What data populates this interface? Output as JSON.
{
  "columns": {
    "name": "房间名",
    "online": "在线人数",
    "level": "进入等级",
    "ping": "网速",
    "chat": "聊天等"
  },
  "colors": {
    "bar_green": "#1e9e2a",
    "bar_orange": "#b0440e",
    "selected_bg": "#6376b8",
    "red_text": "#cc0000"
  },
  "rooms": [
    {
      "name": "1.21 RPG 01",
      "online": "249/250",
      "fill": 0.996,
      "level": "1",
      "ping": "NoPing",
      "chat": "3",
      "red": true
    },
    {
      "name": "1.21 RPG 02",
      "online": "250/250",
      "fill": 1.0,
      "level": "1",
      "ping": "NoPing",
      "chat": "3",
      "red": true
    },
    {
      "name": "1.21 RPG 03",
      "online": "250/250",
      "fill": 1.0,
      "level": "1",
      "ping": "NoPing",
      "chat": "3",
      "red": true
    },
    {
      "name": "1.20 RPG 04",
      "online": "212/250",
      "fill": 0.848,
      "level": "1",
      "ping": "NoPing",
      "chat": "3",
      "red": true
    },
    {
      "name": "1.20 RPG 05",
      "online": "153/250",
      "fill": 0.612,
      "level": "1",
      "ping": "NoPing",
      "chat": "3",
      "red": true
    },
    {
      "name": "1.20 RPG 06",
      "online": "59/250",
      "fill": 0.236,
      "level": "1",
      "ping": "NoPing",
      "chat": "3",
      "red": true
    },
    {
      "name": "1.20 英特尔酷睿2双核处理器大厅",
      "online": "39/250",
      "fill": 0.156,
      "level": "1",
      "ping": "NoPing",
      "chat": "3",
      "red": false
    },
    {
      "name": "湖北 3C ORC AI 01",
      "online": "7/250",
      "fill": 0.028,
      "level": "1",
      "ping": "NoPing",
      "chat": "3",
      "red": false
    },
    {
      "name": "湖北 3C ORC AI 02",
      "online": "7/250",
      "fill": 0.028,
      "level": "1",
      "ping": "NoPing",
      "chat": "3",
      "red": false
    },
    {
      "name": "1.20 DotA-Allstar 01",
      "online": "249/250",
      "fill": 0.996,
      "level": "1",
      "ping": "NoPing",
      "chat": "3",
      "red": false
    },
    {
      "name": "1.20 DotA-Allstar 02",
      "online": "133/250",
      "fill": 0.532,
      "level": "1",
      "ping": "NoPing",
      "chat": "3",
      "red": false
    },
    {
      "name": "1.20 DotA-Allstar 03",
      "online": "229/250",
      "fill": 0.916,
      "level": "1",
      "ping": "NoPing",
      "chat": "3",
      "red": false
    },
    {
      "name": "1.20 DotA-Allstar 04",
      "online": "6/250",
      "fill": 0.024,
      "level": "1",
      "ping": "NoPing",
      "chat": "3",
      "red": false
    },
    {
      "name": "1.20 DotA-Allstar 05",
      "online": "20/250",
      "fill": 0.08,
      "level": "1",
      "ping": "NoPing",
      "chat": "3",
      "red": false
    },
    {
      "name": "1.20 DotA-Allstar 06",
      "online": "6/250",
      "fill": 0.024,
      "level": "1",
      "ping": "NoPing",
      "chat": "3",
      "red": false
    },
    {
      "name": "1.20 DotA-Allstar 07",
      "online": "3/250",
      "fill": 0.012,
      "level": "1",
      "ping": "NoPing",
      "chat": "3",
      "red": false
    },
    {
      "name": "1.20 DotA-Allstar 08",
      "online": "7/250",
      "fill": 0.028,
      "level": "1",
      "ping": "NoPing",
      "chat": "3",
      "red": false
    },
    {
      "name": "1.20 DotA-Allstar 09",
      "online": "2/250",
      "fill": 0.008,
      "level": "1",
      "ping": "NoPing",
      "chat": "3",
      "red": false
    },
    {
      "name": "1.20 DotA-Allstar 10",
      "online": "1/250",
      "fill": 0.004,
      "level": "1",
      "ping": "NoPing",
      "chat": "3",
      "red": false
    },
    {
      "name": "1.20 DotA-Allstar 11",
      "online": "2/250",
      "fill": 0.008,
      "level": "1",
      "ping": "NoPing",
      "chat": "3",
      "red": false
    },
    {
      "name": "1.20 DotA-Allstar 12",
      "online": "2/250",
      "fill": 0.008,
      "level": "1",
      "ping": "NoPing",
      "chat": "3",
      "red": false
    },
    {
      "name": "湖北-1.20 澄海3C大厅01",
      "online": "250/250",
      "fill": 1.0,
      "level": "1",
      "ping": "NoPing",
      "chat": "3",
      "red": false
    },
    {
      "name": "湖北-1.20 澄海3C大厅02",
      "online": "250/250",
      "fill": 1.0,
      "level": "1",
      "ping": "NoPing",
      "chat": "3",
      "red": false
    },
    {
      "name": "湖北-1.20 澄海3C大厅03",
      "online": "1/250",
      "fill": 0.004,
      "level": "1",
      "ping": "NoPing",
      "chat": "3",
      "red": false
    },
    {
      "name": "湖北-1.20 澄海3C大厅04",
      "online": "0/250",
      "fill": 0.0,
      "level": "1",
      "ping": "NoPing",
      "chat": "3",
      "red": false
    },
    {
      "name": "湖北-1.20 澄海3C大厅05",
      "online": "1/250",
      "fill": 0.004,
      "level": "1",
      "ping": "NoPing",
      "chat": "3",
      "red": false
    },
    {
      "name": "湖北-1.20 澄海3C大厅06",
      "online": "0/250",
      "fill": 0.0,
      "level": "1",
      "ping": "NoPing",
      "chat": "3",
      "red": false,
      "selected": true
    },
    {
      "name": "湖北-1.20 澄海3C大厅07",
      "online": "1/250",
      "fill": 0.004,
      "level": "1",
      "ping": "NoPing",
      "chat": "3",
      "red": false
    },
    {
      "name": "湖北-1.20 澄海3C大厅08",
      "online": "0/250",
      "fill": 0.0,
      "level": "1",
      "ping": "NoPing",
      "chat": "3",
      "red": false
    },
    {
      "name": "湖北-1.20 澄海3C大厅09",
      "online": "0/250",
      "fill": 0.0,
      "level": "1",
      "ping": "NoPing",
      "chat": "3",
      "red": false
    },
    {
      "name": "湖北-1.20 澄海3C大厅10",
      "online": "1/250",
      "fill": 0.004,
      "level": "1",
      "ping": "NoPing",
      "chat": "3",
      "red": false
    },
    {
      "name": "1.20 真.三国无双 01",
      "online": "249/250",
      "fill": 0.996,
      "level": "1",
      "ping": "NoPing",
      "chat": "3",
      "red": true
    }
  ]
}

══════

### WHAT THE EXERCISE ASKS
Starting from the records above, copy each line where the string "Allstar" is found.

### SOLUTION FOR THIS TASK
      "name": "1.20 DotA-Allstar 01",
      "name": "1.20 DotA-Allstar 02",
      "name": "1.20 DotA-Allstar 03",
      "name": "1.20 DotA-Allstar 04",
      "name": "1.20 DotA-Allstar 05",
      "name": "1.20 DotA-Allstar 06",
      "name": "1.20 DotA-Allstar 07",
      "name": "1.20 DotA-Allstar 08",
      "name": "1.20 DotA-Allstar 09",
      "name": "1.20 DotA-Allstar 10",
      "name": "1.20 DotA-Allstar 11",
      "name": "1.20 DotA-Allstar 12",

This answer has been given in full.